"I'm still anguishing over the decision because Steve is such a good guy and I think he can still play," Seifert says. "But there's a big picture here. This franchise can't just prop itself up every year and run in place. Even if I'm not going to get this thing to where we can win a Super Bowl immediately, I have a responsibility to get the organization to where it eventually can build to that point."
As a result, this year's Panthers will be younger, greener and more aware of the bottom line than any Carolina team in recent memory. "Steve's release kind of sent shock waves through the organization, because if they can cut him, they can cut anybody," says tight end Wesley Walls, who played for Seifert in San Francisco from 1989 through '93. "Looking back, I should've known better. After all, George is the guy who traded Joe Montana."
While Beuerlein may have been a fan favorite, Seifert was not about to let sentiment sway his decision. Just ask 49ers fans, who stopped complaining about the 1993 departure of Montana after Seifert coached his hometown team to a Super Bowl title two years later. "Trading Joe was more difficult from the standpoint of what he meant to the 49ers and all the emotion that went into it," Seifert says. "But in many ways that was a much easier call, because we had Steve Young to replace him."
If that sounds like less than a ringing endorsement of Jeff Lewis, the man who went into training camp as the starter, Seifert can be excused. Whereas Young will follow Montana to the Hall of Fame, Lewis, 28, is best known for squandering his chance to succeed John Elway in Denver by blowing out his knee in a pickup basketball game three years ago -- and then lying to Broncos coach Mike Shanahan about how the injury occurred. Shanahan reacted by drafting Brian Griese, and after Elway retired following the '98 season, Lewis was dealt to the Panthers for third- and fourth-round draft picks.
Lewis says he has learned a lot in his two seasons with the Panthers, partly from watching Beuerlein throw for 8,166 yards and 55 touchdowns over that span. Nevertheless, he struggled in the Panthers' first three exhibition games, tossing three interceptions in a span of four passes last Thursday against the Ravens. On Saturday, Seifert announced that 29-year-old rookie Chris Weinke, who quarterbacked Florida State to a national title in 1999, would start the preseason finale.
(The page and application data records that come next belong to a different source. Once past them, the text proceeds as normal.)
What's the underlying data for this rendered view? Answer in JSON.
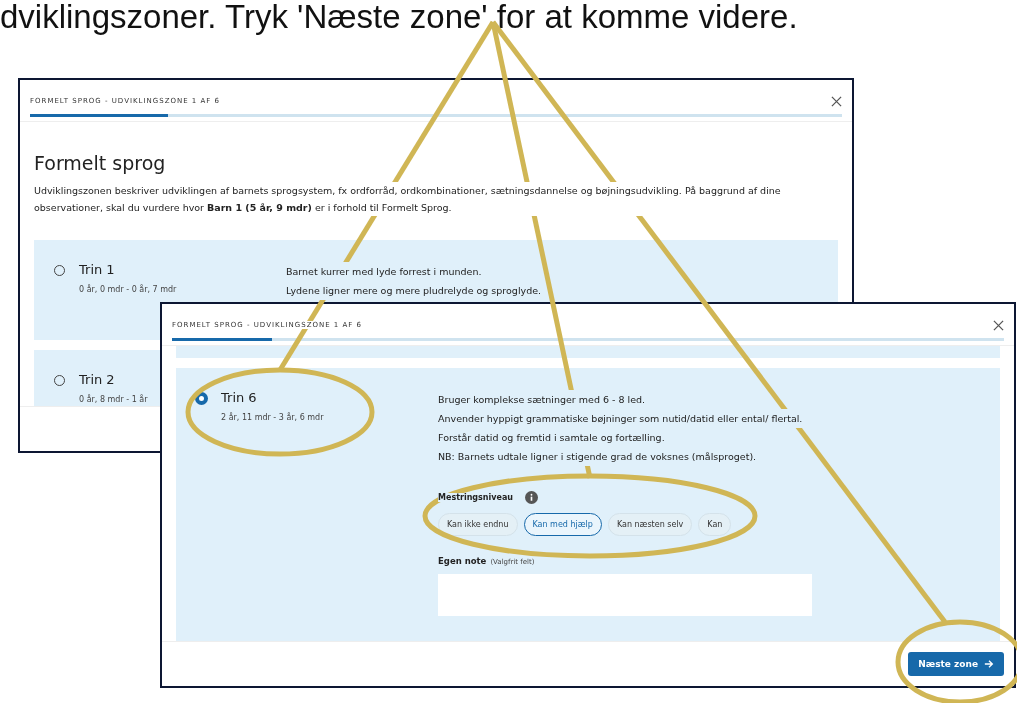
{
  "caption": "dviklingszoner. Tryk 'Næste zone' for at komme videre.",
  "windows": [
    {
      "title": "FORMELT SPROG - UDVIKLINGSZONE 1 AF 6",
      "progress": {
        "level": 0.17
      },
      "heading": "Formelt sprog",
      "description": "Udviklingszonen beskriver udviklingen af barnets sprogsystem, fx ordforråd, ordkombinationer, sætningsdannelse og bøjningsudvikling. På baggrund af dine observationer, skal du vurdere hvor **Barn 1 (5 år, 9 mdr)** er i forhold til Formelt Sprog.",
      "options": [
        {
          "label": "Trin 1",
          "range": "0 år, 0 mdr - 0 år, 7 mdr",
          "selected": false,
          "lines": [
            "Barnet kurrer med lyde forrest i munden.",
            "Lydene ligner mere og mere pludrelyde og sproglyde."
          ]
        },
        {
          "label": "Trin 2",
          "range": "0 år, 8 mdr - 1 år",
          "selected": false
        }
      ]
    },
    {
      "title": "FORMELT SPROG - UDVIKLINGSZONE 1 AF 6",
      "progress": {
        "level": 0.12
      },
      "options": [
        {
          "label": "Trin 6",
          "range": "2 år, 11 mdr - 3 år, 6 mdr",
          "selected": true,
          "lines": [
            "Bruger komplekse sætninger med 6 - 8 led.",
            "Anvender hyppigt grammatiske bøjninger som nutid/datid eller ental/ flertal.",
            "Forstår datid og fremtid i samtale og fortælling.",
            "NB: Barnets udtale ligner i stigende grad de voksnes (målsproget)."
          ],
          "mastery": {
            "label": "Mestringsniveau",
            "chips": [
              {
                "label": "Kan ikke endnu",
                "selected": false
              },
              {
                "label": "Kan med hjælp",
                "selected": true
              },
              {
                "label": "Kan næsten selv",
                "selected": false
              },
              {
                "label": "Kan",
                "selected": false
              }
            ]
          },
          "note": {
            "label": "Egen note",
            "hint": "(Valgfrit felt)"
          }
        }
      ],
      "next_button": "Næste zone"
    }
  ]
}
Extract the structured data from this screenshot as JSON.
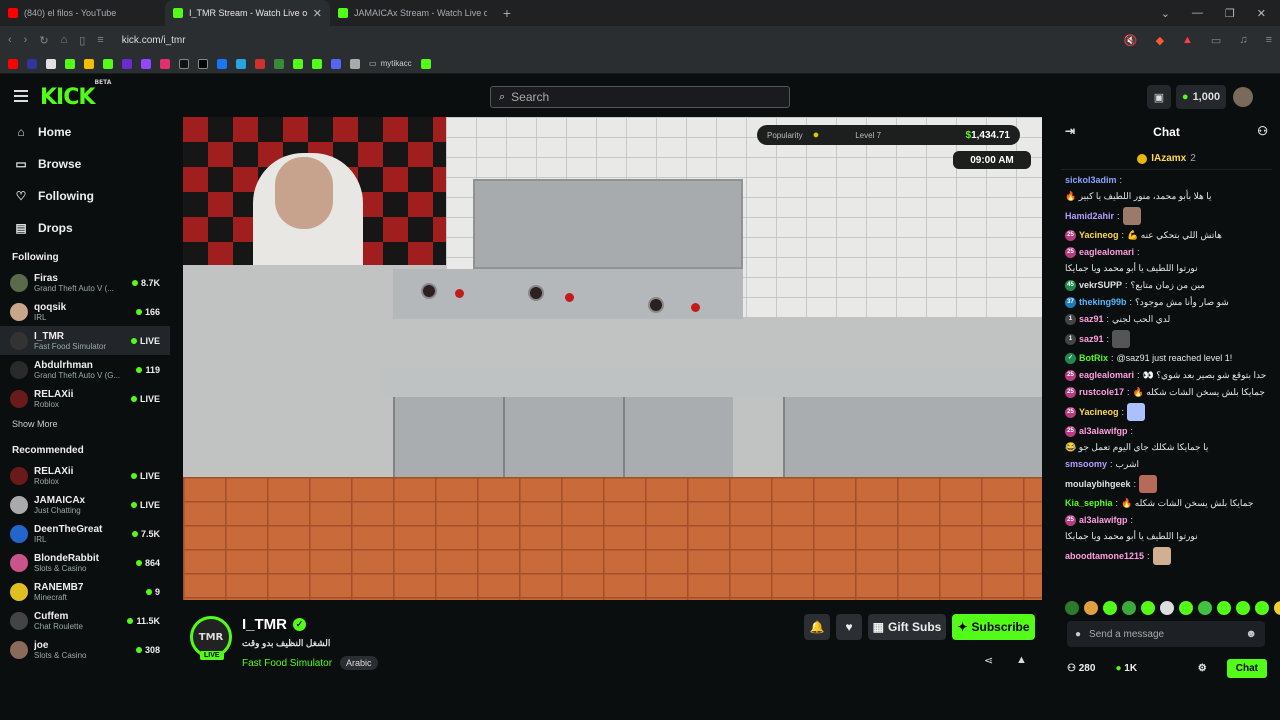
{
  "browser": {
    "tabs": [
      {
        "title": "(840) el filos - YouTube",
        "color": "#ff0000",
        "active": false
      },
      {
        "title": "I_TMR Stream - Watch Live o",
        "color": "#53fc18",
        "active": true
      },
      {
        "title": "JAMAICAx Stream - Watch Live o",
        "color": "#53fc18",
        "active": false
      }
    ],
    "new_tab": "+",
    "url": "kick.com/i_tmr",
    "bookmark_folder": "mytikacc"
  },
  "header": {
    "logo": "KICK",
    "logo_sup": "BETA",
    "search_placeholder": "Search",
    "points": "1,000"
  },
  "sidebar": {
    "nav": [
      {
        "label": "Home",
        "icon": "home-icon",
        "glyph": "⌂"
      },
      {
        "label": "Browse",
        "icon": "browse-icon",
        "glyph": "▭"
      },
      {
        "label": "Following",
        "icon": "heart-icon",
        "glyph": "♡"
      },
      {
        "label": "Drops",
        "icon": "drops-icon",
        "glyph": "▤"
      }
    ],
    "following_title": "Following",
    "following": [
      {
        "name": "Firas",
        "category": "Grand Theft Auto V (...",
        "viewers": "8.7K",
        "color": "#5a6a4a"
      },
      {
        "name": "qoqsik",
        "category": "IRL",
        "viewers": "166",
        "color": "#c9a58a"
      },
      {
        "name": "I_TMR",
        "category": "Fast Food Simulator",
        "viewers": "LIVE",
        "color": "#333"
      },
      {
        "name": "Abdulrhman",
        "category": "Grand Theft Auto V (G...",
        "viewers": "119",
        "color": "#2a2a2a"
      },
      {
        "name": "RELAXii",
        "category": "Roblox",
        "viewers": "LIVE",
        "color": "#6a1a1a"
      }
    ],
    "show_more": "Show More",
    "recommended_title": "Recommended",
    "recommended": [
      {
        "name": "RELAXii",
        "category": "Roblox",
        "viewers": "LIVE",
        "color": "#6a1a1a"
      },
      {
        "name": "JAMAICAx",
        "category": "Just Chatting",
        "viewers": "LIVE",
        "color": "#aaa"
      },
      {
        "name": "DeenTheGreat",
        "category": "IRL",
        "viewers": "7.5K",
        "color": "#2266cc"
      },
      {
        "name": "BlondeRabbit",
        "category": "Slots & Casino",
        "viewers": "864",
        "color": "#c9548a"
      },
      {
        "name": "RANEMB7",
        "category": "Minecraft",
        "viewers": "9",
        "color": "#e0c020"
      },
      {
        "name": "Cuffem",
        "category": "Chat Roulette",
        "viewers": "11.5K",
        "color": "#444"
      },
      {
        "name": "joe",
        "category": "Slots & Casino",
        "viewers": "308",
        "color": "#8a6a5a"
      }
    ]
  },
  "video": {
    "popularity_label": "Popularity",
    "level_label": "Level 7",
    "money_symbol": "$",
    "money_value": "1,434.71",
    "time": "09:00 AM"
  },
  "stream": {
    "name": "I_TMR",
    "avatar_text": "TMR",
    "live_badge": "LIVE",
    "title": "الشغل النظيف بدو وقت",
    "category": "Fast Food Simulator",
    "tag": "Arabic",
    "gift_label": "Gift Subs",
    "subscribe_label": "Subscribe"
  },
  "chat": {
    "title": "Chat",
    "pinned_user": "IAzamx",
    "pinned_count": "2",
    "messages": [
      {
        "user": "sickol3adim",
        "color": "#8aa3ff",
        "badge": "",
        "badge_color": "",
        "text": "يا هلا بأبو محمد، منور اللطيف يا كبير 🔥"
      },
      {
        "user": "Hamid2ahir",
        "color": "#b69cff",
        "badge": "",
        "badge_color": "",
        "text": "",
        "emote": "#9a7a6a"
      },
      {
        "user": "Yacineog",
        "color": "#ffd84a",
        "badge": "25",
        "badge_color": "#b83b7f",
        "text": "هاتش اللي بتحكي عنه 💪"
      },
      {
        "user": "eaglealomari",
        "color": "#ff9de0",
        "badge": "25",
        "badge_color": "#b83b7f",
        "text": "نورتوا اللطيف يا أبو محمد ويا جمايكا"
      },
      {
        "user": "vekrSUPP",
        "color": "#e0e0e0",
        "badge": "45",
        "badge_color": "#1f8a4c",
        "text": "مين من زمان متابع؟"
      },
      {
        "user": "theking99b",
        "color": "#53b7ff",
        "badge": "37",
        "badge_color": "#1f7ab8",
        "text": "شو صار وأنا مش موجود؟"
      },
      {
        "user": "saz91",
        "color": "#ff9de0",
        "badge": "1",
        "badge_color": "#444",
        "text": "لدي الحب لجني"
      },
      {
        "user": "saz91",
        "color": "#ff9de0",
        "badge": "1",
        "badge_color": "#444",
        "text": "",
        "emote": "#555"
      },
      {
        "user": "BotRix",
        "color": "#53fc18",
        "badge": "✓",
        "badge_color": "#1f8a4c",
        "text": "@saz91 just reached level 1!"
      },
      {
        "user": "eaglealomari",
        "color": "#ff9de0",
        "badge": "25",
        "badge_color": "#b83b7f",
        "text": "حدا بتوقع شو بصير بعد شوي؟ 👀"
      },
      {
        "user": "rustcole17",
        "color": "#ff9de0",
        "badge": "25",
        "badge_color": "#b83b7f",
        "text": "جمايكا بلش يسخن الشات شكله 🔥"
      },
      {
        "user": "Yacineog",
        "color": "#ffd84a",
        "badge": "25",
        "badge_color": "#b83b7f",
        "text": "",
        "emote": "#aac0ff"
      },
      {
        "user": "al3alawifgp",
        "color": "#ff9de0",
        "badge": "25",
        "badge_color": "#b83b7f",
        "text": "يا جمايكا شكلك جاي اليوم تعمل جو 😂"
      },
      {
        "user": "smsoomy",
        "color": "#b69cff",
        "badge": "",
        "badge_color": "",
        "text": "اشرب"
      },
      {
        "user": "moulaybihgeek",
        "color": "#e0e0e0",
        "badge": "",
        "badge_color": "",
        "text": "",
        "emote": "#b56a5a"
      },
      {
        "user": "Kia_sephia",
        "color": "#53fc18",
        "badge": "",
        "badge_color": "",
        "text": "جمايكا بلش يسخن الشات شكله 🔥"
      },
      {
        "user": "al3alawifgp",
        "color": "#ff9de0",
        "badge": "25",
        "badge_color": "#b83b7f",
        "text": "نورتوا اللطيف يا أبو محمد ويا جمايكا"
      },
      {
        "user": "aboodtamone1215",
        "color": "#ff9de0",
        "badge": "",
        "badge_color": "",
        "text": "",
        "emote": "#d0b090"
      }
    ],
    "input_placeholder": "Send a message",
    "viewers": "280",
    "points": "1K",
    "send_label": "Chat"
  }
}
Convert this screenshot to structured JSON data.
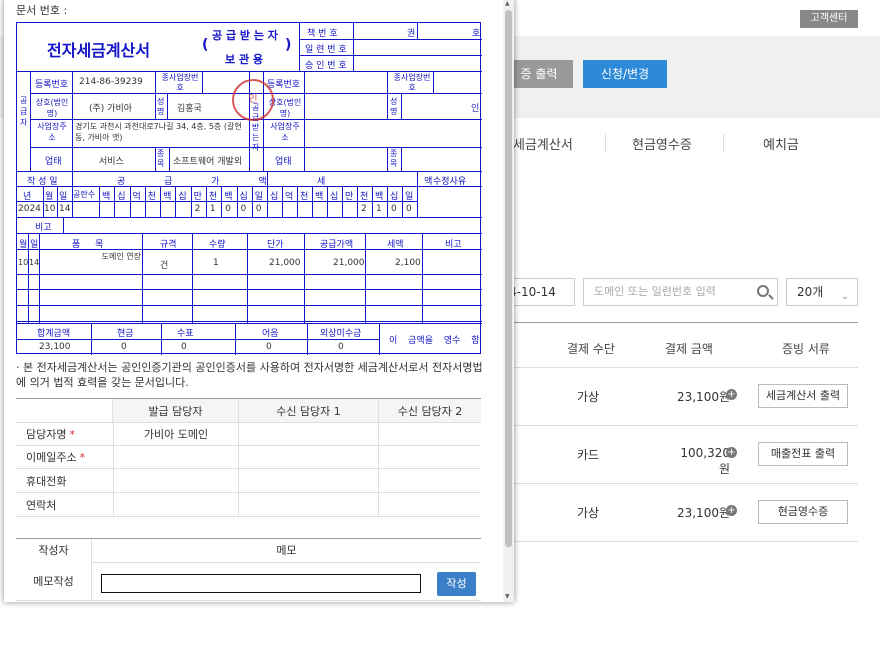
{
  "background": {
    "customer_center": "고객센터",
    "print_btn": "증 출력",
    "apply_btn": "신청/변경",
    "tabs": [
      "세금계산서",
      "현금영수증",
      "예치금"
    ],
    "date_value": "4-10-14",
    "search_placeholder": "도메인 또는 일련번호 입력",
    "page_size": "20개",
    "table_headers": [
      "결제 수단",
      "결제 금액",
      "증빙 서류"
    ],
    "rows": [
      {
        "method": "가상",
        "amount": "23,100원",
        "doc": "세금계산서 출력"
      },
      {
        "method": "카드",
        "amount": "100,320원",
        "doc": "매출전표 출력"
      },
      {
        "method": "가상",
        "amount": "23,100원",
        "doc": "현금영수증"
      }
    ]
  },
  "popup": {
    "doc_no_label": "문서 번호 :",
    "title": "전자세금계산서",
    "receiver_line1": "공 급 받 는 자",
    "receiver_line2": "보 관 용",
    "right_labels": [
      "책 번 호",
      "일 련 번 호",
      "승 인 번 호"
    ],
    "kwon": "권",
    "ho": "호",
    "supplier_vertical": "공급자",
    "receiver_vertical": "공급받는자",
    "reg_no_label": "등록번호",
    "reg_no": "214-86-39239",
    "branch_label": "종사업장번호",
    "trade_name_label": "상호(법인명)",
    "trade_name": "(주) 가비아",
    "name_label": "성명",
    "name": "김홍국",
    "in_mark": "인",
    "addr_label": "사업장주소",
    "address": "경기도 과천시 과천대로7나길 34, 4층, 5층 (갈현동, 가비아 앳)",
    "biz_type_label": "업태",
    "biz_type": "서비스",
    "biz_item_label": "종목",
    "biz_item": "소프트웨어 개발외",
    "stamp_text": "인",
    "written_date": "작 성 일",
    "supply_value": "공 급 가 액",
    "tax_amount": "세 액",
    "modify_reason": "수정사유",
    "date_cols": [
      "년",
      "월",
      "일",
      "공란수"
    ],
    "digit_cols": [
      "백",
      "십",
      "억",
      "천",
      "백",
      "십",
      "만",
      "천",
      "백",
      "십",
      "일"
    ],
    "tax_digit_cols": [
      "십",
      "억",
      "천",
      "백",
      "십",
      "만",
      "천",
      "백",
      "십",
      "일"
    ],
    "date_values": [
      "2024",
      "10",
      "14"
    ],
    "supply_digits": [
      "2",
      "1",
      "0",
      "0",
      "0"
    ],
    "tax_digits": [
      "2",
      "1",
      "0",
      "0"
    ],
    "remarks_label": "비고",
    "item_headers": [
      "월",
      "일",
      "품 목",
      "규격",
      "수량",
      "단가",
      "공급가액",
      "세액",
      "비고"
    ],
    "item": {
      "mm": "10",
      "dd": "14",
      "name": "도메인 연장",
      "unit": "건",
      "qty": "1",
      "price": "21,000",
      "supply": "21,000",
      "tax": "2,100"
    },
    "total_headers": [
      "합계금액",
      "현금",
      "수표",
      "어음",
      "외상미수금"
    ],
    "total_values": [
      "23,100",
      "0",
      "0",
      "0",
      "0"
    ],
    "receipt_note": "이 금액을 영수 함",
    "legal_note": "· 본 전자세금계산서는 공인인증기관의 공인인증서를 사용하여 전자서명한 세금계산서로서 전자서명법에 의거 법적 효력을 갖는 문서입니다.",
    "mgr_headers": [
      "발급 담당자",
      "수신 담당자 1",
      "수신 담당자 2"
    ],
    "mgr_rows": [
      "담당자명",
      "이메일주소",
      "휴대전화",
      "연락처"
    ],
    "required_mark": "*",
    "issuer_name": "가비아 도메인",
    "memo_headers": [
      "작성자",
      "메모"
    ],
    "memo_write": "메모작성",
    "save_btn": "작성"
  },
  "colors": {
    "invoice_line": "#1414c8",
    "blue_button": "#2d8ad8",
    "stamp": "#d03030"
  }
}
Whoever gets the job should in some ways have it easier than Beuerlein did in 2000, when Carolina allowed a league-high 69 sacks and had the NFL's third-worst rushing attack. (Carolina's longest rushing touchdown was one yard.) Last year the offense was thrown into disarray when coordinator Bill Musgrave quit after Week 5 because of Seifert's meddling.
Now Seifert has a thicker-skinned coordinator, 60-year-old Richard Williamson, someone who, he notes, "is crusty, hard-nosed and played for Bear Bryant." Seifert also shored up his offensive line, bringing in three free agents: guard Kevin Donnalley (Dolphins), center Jeff Mitchell (Ravens) and tackle Todd Steussie (Vikings). All were signed at bargain prices, as Seifert insists his team will no longer serve as a way station for high-priced players on their last legs (see: Smith, Chuck; Swann, Eric; White, Reggie).
Because Seifert has gone 8-8 and 7-9 with talent-deficient teams, Panthers fans hope that he can finesse this group toward an improbable playoff run. If he fails to get Carolina into the postseason before he departs -- and he says this will be his last coaching job -- Seifert will take pride in having laid a foundation for the franchise's future. That's noble for a man who could have stayed on his fishing boat rather than surrender his spot atop the list of career winning percentage leaders to a fellow named Vince Lombardi (.740).
"Would've been nice, but I could only sit around and say, 'I've got the highest winning percentage' for so long," Seifert says. "At some point, it gets boring."
Issue date: September 3, 2001